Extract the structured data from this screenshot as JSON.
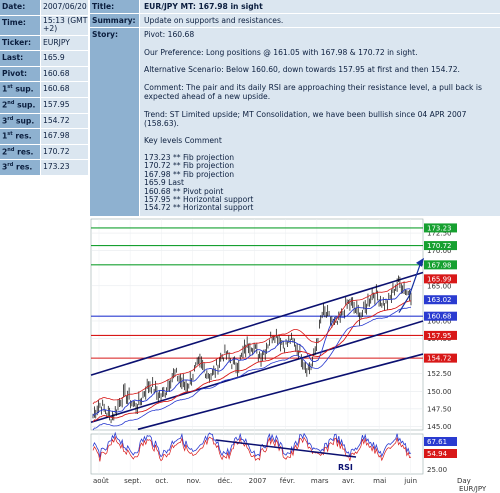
{
  "info": {
    "date": {
      "label": "Date:",
      "value": "2007/06/20"
    },
    "time": {
      "label": "Time:",
      "value": "15:13 (GMT +2)"
    },
    "ticker": {
      "label": "Ticker:",
      "value": "EURJPY"
    },
    "last": {
      "label": "Last:",
      "value": "165.9"
    },
    "pivot": {
      "label": "Pivot:",
      "value": "160.68"
    },
    "sup1": {
      "label_num": "1",
      "label_sfx": "st",
      "label_rest": " sup.",
      "value": "160.68"
    },
    "sup2": {
      "label_num": "2",
      "label_sfx": "nd",
      "label_rest": " sup.",
      "value": "157.95"
    },
    "sup3": {
      "label_num": "3",
      "label_sfx": "rd",
      "label_rest": " sup.",
      "value": "154.72"
    },
    "res1": {
      "label_num": "1",
      "label_sfx": "st",
      "label_rest": " res.",
      "value": "167.98"
    },
    "res2": {
      "label_num": "2",
      "label_sfx": "nd",
      "label_rest": " res.",
      "value": "170.72"
    },
    "res3": {
      "label_num": "3",
      "label_sfx": "rd",
      "label_rest": " res.",
      "value": "173.23"
    }
  },
  "panel": {
    "title_label": "Title:",
    "title": "EUR/JPY MT: 167.98 in sight",
    "summary_label": "Summary:",
    "summary": "Update on supports and resistances.",
    "story_label": "Story:",
    "story": {
      "pivot": "Pivot: 160.68",
      "preference": "Our Preference: Long positions @ 161.05 with 167.98 & 170.72 in sight.",
      "alternative": "Alternative Scenario: Below 160.60, down towards 157.95 at first and then 154.72.",
      "comment": "Comment: The pair and its daily RSI are approaching their resistance level, a pull back is expected ahead of a new upside.",
      "trend": "Trend: ST Limited upside; MT Consolidation, we have been bullish since 04 APR 2007 (158.63).",
      "levels_header": "Key levels Comment",
      "levels": [
        "173.23 ** Fib projection",
        "170.72 ** Fib projection",
        "167.98 ** Fib projection",
        "165.9 Last",
        "160.68 ** Pivot point",
        "157.95 ** Horizontal support",
        "154.72 ** Horizontal support"
      ]
    }
  },
  "chart_data": {
    "type": "line",
    "title": "",
    "y_axis_ticks": [
      "172.50",
      "170.00",
      "165.00",
      "160.00",
      "157.50",
      "152.50",
      "150.00",
      "147.50",
      "145.00"
    ],
    "ylim": [
      144.5,
      174.5
    ],
    "x_axis_labels": [
      "août",
      "sept.",
      "oct.",
      "nov.",
      "déc.",
      "2007",
      "févr.",
      "mars",
      "avr.",
      "mai",
      "juin",
      "Day"
    ],
    "x_axis_sublabel": "EUR/JPY",
    "price_tags": [
      {
        "value": "173.23",
        "color": "#16a030"
      },
      {
        "value": "170.72",
        "color": "#16a030"
      },
      {
        "value": "167.98",
        "color": "#16a030"
      },
      {
        "value": "165.99",
        "color": "#d81818"
      },
      {
        "value": "163.02",
        "color": "#2a3bd0"
      },
      {
        "value": "160.68",
        "color": "#2a3bd0"
      },
      {
        "value": "157.95",
        "color": "#d81818"
      },
      {
        "value": "154.72",
        "color": "#d81818"
      }
    ],
    "levels": [
      {
        "value": 173.23,
        "color": "#16a030",
        "label": "173.23"
      },
      {
        "value": 170.72,
        "color": "#16a030",
        "label": "170.72"
      },
      {
        "value": 167.98,
        "color": "#16a030",
        "label": "167.98"
      },
      {
        "value": 160.68,
        "color": "#2a3bd0",
        "label": "160.68"
      },
      {
        "value": 157.95,
        "color": "#d81818",
        "label": "157.95"
      },
      {
        "value": 154.72,
        "color": "#d81818",
        "label": "154.72"
      }
    ],
    "rsi": {
      "label": "RSI",
      "ticks": [
        "67.61",
        "54.94",
        "25.00"
      ],
      "tick_colors": [
        "#2a3bd0",
        "#d81818",
        "#000000"
      ]
    },
    "colors": {
      "price": "#000000",
      "ma_red": "#d81818",
      "ma_blue": "#2a3bd0",
      "channel": "#0b1070",
      "arrow": "#1530a0"
    }
  }
}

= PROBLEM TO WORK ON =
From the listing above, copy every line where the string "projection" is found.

= OUTPUT =
        "173.23 ** Fib projection",
        "170.72 ** Fib projection",
        "167.98 ** Fib projection",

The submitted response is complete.